● **Extracted material**
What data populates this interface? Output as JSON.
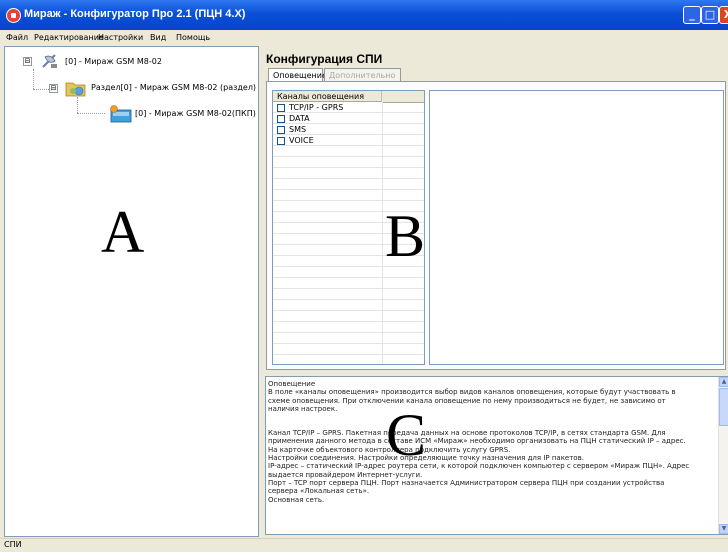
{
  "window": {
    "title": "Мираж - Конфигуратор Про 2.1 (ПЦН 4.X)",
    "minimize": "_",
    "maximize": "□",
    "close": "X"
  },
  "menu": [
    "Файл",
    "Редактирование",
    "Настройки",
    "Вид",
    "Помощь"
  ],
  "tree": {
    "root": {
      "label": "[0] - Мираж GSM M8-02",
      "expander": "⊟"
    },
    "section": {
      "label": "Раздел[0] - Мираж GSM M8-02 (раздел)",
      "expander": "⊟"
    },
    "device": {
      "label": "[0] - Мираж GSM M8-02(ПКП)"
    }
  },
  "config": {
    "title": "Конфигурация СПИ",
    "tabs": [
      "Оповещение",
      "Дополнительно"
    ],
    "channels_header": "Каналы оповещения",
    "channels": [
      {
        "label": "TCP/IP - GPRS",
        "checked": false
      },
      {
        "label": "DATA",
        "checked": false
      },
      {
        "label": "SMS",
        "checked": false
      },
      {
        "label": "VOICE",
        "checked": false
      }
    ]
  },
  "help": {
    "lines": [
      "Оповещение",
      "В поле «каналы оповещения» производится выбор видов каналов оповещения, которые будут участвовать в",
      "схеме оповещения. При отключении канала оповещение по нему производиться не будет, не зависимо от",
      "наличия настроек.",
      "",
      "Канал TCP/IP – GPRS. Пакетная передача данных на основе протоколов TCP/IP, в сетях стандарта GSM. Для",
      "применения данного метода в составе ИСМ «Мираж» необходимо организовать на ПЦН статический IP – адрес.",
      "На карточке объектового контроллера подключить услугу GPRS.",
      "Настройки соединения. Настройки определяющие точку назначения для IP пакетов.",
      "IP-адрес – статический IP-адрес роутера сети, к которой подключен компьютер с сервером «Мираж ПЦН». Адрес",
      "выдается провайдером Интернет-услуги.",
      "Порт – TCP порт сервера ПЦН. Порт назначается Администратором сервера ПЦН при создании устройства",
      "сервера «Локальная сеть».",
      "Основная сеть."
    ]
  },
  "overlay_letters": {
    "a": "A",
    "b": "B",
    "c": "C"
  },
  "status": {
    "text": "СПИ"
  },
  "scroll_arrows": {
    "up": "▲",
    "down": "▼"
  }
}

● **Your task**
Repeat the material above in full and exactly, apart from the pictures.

● **Solved problem**
What data populates this interface? Output as JSON.
{
  "window": {
    "title": "Мираж - Конфигуратор Про 2.1 (ПЦН 4.X)",
    "minimize": "_",
    "maximize": "□",
    "close": "X"
  },
  "menu": [
    "Файл",
    "Редактирование",
    "Настройки",
    "Вид",
    "Помощь"
  ],
  "tree": {
    "root": {
      "label": "[0] - Мираж GSM M8-02",
      "expander": "⊟"
    },
    "section": {
      "label": "Раздел[0] - Мираж GSM M8-02 (раздел)",
      "expander": "⊟"
    },
    "device": {
      "label": "[0] - Мираж GSM M8-02(ПКП)"
    }
  },
  "config": {
    "title": "Конфигурация СПИ",
    "tabs": [
      "Оповещение",
      "Дополнительно"
    ],
    "channels_header": "Каналы оповещения",
    "channels": [
      {
        "label": "TCP/IP - GPRS",
        "checked": false
      },
      {
        "label": "DATA",
        "checked": false
      },
      {
        "label": "SMS",
        "checked": false
      },
      {
        "label": "VOICE",
        "checked": false
      }
    ]
  },
  "help": {
    "lines": [
      "Оповещение",
      "В поле «каналы оповещения» производится выбор видов каналов оповещения, которые будут участвовать в",
      "схеме оповещения. При отключении канала оповещение по нему производиться не будет, не зависимо от",
      "наличия настроек.",
      "",
      "Канал TCP/IP – GPRS. Пакетная передача данных на основе протоколов TCP/IP, в сетях стандарта GSM. Для",
      "применения данного метода в составе ИСМ «Мираж» необходимо организовать на ПЦН статический IP – адрес.",
      "На карточке объектового контроллера подключить услугу GPRS.",
      "Настройки соединения. Настройки определяющие точку назначения для IP пакетов.",
      "IP-адрес – статический IP-адрес роутера сети, к которой подключен компьютер с сервером «Мираж ПЦН». Адрес",
      "выдается провайдером Интернет-услуги.",
      "Порт – TCP порт сервера ПЦН. Порт назначается Администратором сервера ПЦН при создании устройства",
      "сервера «Локальная сеть».",
      "Основная сеть."
    ]
  },
  "overlay_letters": {
    "a": "A",
    "b": "B",
    "c": "C"
  },
  "status": {
    "text": "СПИ"
  },
  "scroll_arrows": {
    "up": "▲",
    "down": "▼"
  }
}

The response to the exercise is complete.